Diabolically perhaps, many churches uses the least common terms in the Bible, and have abandoned the most common. As a result, the Scriptures sound foreign to us. There should be a ready, one-to-one correspondence when we read about overseers and elders such that we exclaim, “I know (experientially) that,” or “I should know that!” What should be domestic, is alien, and we are like sheep without a shepherd for it. Pastor (shepherd) is only used one time as a noun in Scripture to indicate this office (Ephesians 4:11), and even then, it isn’t a proper title but a metaphor. Elder and overseer, those are the titles (by the way, “minister” and “preacher” don’t officially count either). Shepherding is the chief metaphor, teaching, the essential job skill. That this is so is seen in the following passages (all emphasis are mine):
“Now from Miletus he [Paul] sent to Ephesus and called the elders of the church to come to him. …he said to them…‘Pay careful attention to yourselves and to all the flock [this be shepherding language], in which the Holy Spirit has made you overseers, to care for the church of God, which he obtained with his own blood (Acts 20:17–18, 28 ESV).’”
“So I exhort the elders among you, as a fellow elder and a witness of the sufferings of Christ, as well as a partaker in the glory that is going to be revealed: shepherd the flock of God that is among you, exercising oversight, not under compulsion, but willingly, as God would have you; not for shameful gain, but eagerly (1 Peter 1:5–7 ESV).”
Two things seem especially pertinent: 1. There are multiple elders in a singular church, 2. Overseers oversee souls.
The task of shepherding the flock isn’t to be done alone. Without exception, the pattern in the New Testament is that churches are to be shepherded by a plurality of elders. This was true of the church at Jerusalem (Acts 15:22), Ephesus (Acts 20:17), Philippi (Philippians 1:1) the churches in the towns of Crete (Titus 1:5), the churches that Peter wrote to (1 Peter 5:1), the churches that Paul planted (Acts 14:23), the churches that James wrote to (James 5:14). Shepherds are to look after their own souls as well as the flock’s. Shepherds need other shepherds to help look after the flock, but also to look after them. They need other overseers to oversee their souls for the sake of the flock’s souls.

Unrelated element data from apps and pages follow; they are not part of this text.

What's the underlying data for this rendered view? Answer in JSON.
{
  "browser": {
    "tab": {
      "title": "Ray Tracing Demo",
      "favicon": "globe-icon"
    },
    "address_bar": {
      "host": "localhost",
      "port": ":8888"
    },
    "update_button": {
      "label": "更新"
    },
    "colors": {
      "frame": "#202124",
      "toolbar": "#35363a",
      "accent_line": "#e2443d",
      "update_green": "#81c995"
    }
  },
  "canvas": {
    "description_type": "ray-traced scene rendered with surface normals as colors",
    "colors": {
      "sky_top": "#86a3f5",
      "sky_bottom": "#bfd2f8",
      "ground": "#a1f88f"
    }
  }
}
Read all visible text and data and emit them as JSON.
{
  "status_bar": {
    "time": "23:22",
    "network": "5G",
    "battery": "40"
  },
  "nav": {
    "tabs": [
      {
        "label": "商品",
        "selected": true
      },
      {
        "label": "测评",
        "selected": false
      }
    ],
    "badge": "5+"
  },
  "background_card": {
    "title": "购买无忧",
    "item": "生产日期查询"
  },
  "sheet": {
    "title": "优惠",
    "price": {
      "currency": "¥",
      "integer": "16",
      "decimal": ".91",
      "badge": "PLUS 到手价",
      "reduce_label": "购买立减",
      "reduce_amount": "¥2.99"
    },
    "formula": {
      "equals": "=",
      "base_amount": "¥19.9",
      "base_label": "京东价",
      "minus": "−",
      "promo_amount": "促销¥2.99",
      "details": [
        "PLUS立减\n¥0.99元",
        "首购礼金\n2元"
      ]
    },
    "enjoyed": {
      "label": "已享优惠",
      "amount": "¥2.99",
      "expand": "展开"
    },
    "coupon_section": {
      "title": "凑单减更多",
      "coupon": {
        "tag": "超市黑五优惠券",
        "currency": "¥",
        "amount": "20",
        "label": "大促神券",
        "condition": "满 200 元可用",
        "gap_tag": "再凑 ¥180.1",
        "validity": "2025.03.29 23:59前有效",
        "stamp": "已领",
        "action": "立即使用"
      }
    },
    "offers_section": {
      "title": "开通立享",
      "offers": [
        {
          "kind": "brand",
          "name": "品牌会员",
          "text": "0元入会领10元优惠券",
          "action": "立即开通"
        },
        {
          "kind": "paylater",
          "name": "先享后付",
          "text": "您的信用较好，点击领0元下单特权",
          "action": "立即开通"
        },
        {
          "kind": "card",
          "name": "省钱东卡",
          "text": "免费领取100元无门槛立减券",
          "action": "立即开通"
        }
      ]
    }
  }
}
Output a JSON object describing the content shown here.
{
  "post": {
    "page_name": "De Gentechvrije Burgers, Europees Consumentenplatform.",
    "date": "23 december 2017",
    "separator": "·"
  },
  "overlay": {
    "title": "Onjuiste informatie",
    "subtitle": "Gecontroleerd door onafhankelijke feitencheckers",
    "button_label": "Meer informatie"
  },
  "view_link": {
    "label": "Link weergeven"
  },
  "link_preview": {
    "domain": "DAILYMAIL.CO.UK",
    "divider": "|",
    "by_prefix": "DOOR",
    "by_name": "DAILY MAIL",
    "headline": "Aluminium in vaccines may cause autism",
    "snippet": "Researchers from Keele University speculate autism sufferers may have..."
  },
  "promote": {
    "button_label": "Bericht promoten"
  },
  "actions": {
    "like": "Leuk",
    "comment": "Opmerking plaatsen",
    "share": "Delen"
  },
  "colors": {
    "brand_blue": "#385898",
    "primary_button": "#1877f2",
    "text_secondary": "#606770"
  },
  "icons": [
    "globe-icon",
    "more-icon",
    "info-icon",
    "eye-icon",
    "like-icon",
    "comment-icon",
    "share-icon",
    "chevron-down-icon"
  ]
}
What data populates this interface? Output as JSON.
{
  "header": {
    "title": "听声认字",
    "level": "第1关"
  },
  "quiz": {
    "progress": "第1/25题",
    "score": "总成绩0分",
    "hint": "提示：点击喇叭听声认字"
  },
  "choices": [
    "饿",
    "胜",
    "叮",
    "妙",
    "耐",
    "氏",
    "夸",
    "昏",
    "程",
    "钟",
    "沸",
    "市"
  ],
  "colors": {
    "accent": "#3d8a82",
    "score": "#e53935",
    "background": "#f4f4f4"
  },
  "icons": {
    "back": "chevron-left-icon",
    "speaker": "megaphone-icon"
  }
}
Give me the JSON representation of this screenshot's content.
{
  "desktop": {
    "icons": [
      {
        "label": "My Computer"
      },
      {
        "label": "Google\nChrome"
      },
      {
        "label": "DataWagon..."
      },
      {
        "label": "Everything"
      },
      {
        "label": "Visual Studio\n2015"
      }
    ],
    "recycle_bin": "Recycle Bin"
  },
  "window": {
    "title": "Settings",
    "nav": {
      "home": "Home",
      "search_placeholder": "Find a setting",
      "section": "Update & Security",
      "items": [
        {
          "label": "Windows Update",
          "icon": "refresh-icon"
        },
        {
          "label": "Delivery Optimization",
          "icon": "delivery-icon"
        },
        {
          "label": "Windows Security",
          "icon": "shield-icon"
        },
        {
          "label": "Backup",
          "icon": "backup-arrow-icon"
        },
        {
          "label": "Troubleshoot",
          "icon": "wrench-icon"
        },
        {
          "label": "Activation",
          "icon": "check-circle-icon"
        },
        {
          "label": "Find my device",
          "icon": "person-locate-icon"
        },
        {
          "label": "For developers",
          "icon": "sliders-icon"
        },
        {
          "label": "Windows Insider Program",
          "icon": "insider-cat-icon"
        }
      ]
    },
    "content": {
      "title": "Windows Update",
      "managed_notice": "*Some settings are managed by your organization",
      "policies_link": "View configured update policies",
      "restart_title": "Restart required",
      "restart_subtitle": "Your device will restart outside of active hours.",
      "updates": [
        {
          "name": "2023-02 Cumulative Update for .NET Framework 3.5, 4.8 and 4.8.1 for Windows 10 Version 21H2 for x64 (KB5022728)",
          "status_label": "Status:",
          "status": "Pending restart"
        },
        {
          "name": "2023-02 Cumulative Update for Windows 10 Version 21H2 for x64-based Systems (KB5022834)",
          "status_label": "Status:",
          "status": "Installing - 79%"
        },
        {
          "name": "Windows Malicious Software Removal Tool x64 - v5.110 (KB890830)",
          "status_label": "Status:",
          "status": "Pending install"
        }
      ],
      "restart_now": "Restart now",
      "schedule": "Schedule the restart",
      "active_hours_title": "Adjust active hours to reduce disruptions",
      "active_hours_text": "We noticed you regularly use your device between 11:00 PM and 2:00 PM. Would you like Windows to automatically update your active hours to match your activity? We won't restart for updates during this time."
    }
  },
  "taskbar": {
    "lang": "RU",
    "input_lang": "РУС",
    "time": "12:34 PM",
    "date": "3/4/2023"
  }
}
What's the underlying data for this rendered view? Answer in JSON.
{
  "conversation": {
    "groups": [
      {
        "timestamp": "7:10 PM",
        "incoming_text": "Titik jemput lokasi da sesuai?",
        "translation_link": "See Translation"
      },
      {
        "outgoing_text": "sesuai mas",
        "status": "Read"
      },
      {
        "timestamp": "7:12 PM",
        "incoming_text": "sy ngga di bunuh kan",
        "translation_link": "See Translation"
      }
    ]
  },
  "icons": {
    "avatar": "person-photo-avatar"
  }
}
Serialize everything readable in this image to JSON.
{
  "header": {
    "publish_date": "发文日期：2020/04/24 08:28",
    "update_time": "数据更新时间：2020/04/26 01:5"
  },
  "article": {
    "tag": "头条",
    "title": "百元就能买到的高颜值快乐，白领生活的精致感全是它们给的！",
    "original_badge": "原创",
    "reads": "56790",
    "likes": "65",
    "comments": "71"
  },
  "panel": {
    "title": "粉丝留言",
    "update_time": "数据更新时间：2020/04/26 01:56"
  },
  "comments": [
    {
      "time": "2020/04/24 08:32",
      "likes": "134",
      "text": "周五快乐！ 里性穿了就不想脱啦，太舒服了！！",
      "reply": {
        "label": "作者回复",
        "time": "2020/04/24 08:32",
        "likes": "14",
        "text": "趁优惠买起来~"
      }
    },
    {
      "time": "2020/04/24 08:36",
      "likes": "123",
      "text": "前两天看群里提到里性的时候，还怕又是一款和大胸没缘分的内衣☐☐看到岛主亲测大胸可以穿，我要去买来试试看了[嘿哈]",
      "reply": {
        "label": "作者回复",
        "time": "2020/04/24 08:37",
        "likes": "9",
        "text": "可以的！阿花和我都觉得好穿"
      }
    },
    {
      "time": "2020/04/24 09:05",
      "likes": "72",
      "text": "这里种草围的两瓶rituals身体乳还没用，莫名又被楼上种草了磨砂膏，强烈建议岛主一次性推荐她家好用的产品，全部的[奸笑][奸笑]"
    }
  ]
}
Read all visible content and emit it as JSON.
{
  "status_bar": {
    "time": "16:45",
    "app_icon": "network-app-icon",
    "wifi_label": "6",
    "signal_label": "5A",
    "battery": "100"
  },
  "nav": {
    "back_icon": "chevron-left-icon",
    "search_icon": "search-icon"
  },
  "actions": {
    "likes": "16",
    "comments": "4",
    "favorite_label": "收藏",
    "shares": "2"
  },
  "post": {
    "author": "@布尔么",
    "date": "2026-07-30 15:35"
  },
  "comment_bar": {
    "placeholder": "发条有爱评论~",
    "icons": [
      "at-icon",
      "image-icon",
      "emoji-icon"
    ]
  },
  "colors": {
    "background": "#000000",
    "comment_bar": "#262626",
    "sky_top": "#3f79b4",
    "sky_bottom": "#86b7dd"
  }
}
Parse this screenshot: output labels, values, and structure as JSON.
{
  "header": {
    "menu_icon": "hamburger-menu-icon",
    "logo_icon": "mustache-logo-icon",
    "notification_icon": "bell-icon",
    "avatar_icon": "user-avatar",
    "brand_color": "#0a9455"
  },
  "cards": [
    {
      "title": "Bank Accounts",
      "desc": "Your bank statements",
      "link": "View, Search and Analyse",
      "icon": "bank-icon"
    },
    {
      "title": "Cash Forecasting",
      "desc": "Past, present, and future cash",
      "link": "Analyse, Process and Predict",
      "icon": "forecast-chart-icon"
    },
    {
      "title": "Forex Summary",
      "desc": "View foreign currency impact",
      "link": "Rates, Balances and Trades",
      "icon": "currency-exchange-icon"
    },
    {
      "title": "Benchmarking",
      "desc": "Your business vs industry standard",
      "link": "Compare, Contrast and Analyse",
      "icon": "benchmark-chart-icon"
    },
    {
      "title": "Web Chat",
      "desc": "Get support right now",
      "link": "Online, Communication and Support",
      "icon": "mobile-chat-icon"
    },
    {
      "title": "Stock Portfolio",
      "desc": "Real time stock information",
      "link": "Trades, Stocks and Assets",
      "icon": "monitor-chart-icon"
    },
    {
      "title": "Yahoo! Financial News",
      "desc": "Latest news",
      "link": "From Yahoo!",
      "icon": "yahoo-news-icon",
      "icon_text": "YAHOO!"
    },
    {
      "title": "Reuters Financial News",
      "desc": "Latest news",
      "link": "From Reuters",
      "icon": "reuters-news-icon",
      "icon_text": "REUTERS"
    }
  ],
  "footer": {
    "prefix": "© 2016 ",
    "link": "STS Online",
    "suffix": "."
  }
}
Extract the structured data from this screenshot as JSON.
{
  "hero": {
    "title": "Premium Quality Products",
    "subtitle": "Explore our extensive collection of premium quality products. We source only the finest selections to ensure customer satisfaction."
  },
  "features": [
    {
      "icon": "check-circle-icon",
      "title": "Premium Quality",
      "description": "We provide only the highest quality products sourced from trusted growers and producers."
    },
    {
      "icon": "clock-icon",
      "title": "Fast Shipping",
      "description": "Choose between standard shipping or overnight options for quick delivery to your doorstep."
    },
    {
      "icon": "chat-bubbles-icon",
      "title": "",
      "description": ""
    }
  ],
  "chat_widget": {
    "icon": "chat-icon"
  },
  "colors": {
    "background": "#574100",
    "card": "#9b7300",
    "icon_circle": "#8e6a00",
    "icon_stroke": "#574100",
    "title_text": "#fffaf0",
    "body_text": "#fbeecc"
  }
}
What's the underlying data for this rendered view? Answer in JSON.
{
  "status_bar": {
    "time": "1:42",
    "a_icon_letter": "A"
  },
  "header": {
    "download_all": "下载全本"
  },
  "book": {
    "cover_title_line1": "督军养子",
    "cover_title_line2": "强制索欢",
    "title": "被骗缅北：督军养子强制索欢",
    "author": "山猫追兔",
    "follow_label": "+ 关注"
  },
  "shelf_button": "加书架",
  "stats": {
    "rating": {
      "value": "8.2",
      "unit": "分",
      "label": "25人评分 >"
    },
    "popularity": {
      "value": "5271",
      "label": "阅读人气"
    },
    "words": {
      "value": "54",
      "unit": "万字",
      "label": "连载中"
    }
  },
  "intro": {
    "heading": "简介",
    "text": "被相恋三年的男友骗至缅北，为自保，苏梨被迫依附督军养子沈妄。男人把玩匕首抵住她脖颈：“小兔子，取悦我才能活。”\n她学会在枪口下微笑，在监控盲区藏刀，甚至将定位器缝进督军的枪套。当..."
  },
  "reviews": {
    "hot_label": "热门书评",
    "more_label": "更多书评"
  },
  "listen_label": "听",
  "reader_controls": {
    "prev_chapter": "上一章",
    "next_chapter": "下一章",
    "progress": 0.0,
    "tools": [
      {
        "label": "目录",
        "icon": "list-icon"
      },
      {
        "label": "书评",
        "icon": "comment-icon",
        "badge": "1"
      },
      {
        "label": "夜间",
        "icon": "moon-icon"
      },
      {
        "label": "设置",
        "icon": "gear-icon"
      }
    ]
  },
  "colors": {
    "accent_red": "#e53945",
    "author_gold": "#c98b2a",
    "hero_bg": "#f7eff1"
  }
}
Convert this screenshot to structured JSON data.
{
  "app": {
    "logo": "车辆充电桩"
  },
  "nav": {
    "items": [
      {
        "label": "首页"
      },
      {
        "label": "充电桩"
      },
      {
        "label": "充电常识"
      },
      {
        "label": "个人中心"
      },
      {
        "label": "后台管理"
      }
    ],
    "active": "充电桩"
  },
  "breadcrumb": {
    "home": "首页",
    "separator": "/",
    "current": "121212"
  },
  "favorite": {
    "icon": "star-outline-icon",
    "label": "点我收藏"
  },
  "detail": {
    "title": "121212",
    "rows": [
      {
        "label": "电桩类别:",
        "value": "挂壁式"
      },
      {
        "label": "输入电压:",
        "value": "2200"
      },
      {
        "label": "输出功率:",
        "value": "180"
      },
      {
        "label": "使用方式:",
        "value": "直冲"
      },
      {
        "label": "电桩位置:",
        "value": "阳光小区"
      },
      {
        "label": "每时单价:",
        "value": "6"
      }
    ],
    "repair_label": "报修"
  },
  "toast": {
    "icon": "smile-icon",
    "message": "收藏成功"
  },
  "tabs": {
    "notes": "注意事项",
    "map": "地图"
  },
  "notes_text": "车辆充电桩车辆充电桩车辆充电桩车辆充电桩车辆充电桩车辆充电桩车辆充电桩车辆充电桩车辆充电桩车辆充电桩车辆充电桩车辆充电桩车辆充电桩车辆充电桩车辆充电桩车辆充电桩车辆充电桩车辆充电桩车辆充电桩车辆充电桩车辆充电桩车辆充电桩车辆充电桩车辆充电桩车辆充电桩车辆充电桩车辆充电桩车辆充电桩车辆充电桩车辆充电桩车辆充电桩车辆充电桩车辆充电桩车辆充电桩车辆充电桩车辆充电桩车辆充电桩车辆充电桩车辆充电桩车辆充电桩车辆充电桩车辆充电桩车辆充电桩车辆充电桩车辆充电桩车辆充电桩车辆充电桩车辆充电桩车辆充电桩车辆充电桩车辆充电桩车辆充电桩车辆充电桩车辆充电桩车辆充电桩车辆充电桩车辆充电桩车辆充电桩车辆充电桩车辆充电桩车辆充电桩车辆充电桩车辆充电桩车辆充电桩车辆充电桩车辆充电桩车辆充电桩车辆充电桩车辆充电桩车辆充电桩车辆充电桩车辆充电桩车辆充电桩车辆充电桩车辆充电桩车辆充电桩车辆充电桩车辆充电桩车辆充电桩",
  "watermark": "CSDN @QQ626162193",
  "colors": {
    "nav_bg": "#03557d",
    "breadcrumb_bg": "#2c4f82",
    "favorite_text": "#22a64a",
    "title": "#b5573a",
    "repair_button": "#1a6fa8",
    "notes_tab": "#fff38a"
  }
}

Overseers oversee. They do not oversee the church as though she were an organization, a company, a business, a non-profit, a trust, or a charity. They oversee souls. Why did the early church esteem the office of overseer so that a “trustworthy saying” spread through the churches calling it a “noble task” (1 Timothy 3:1)? Why are they not esteemed so today? Because too many look at their leaders as professional managers, visionary CEOs, program developers, entertainers, charismatic personalities and dynamic communicators, whereas the early church knew their elders the way a sheep knows its shepherd. They knew their overseers’ feeding, leading, guarding, and knowing of their souls.
When you know this truth, you then read through the Scriptures and either know that you know (again experientially) this, or know that you should know this shepherding of your souls. And that leads to this final wowzer of a thought: as a regenerate church member, there is no bigger decision you make in the church, than who the elders of that church are, or, as a Christian, the biggest factor to consider when joining a church is who the elders are that you will entrust your soul to.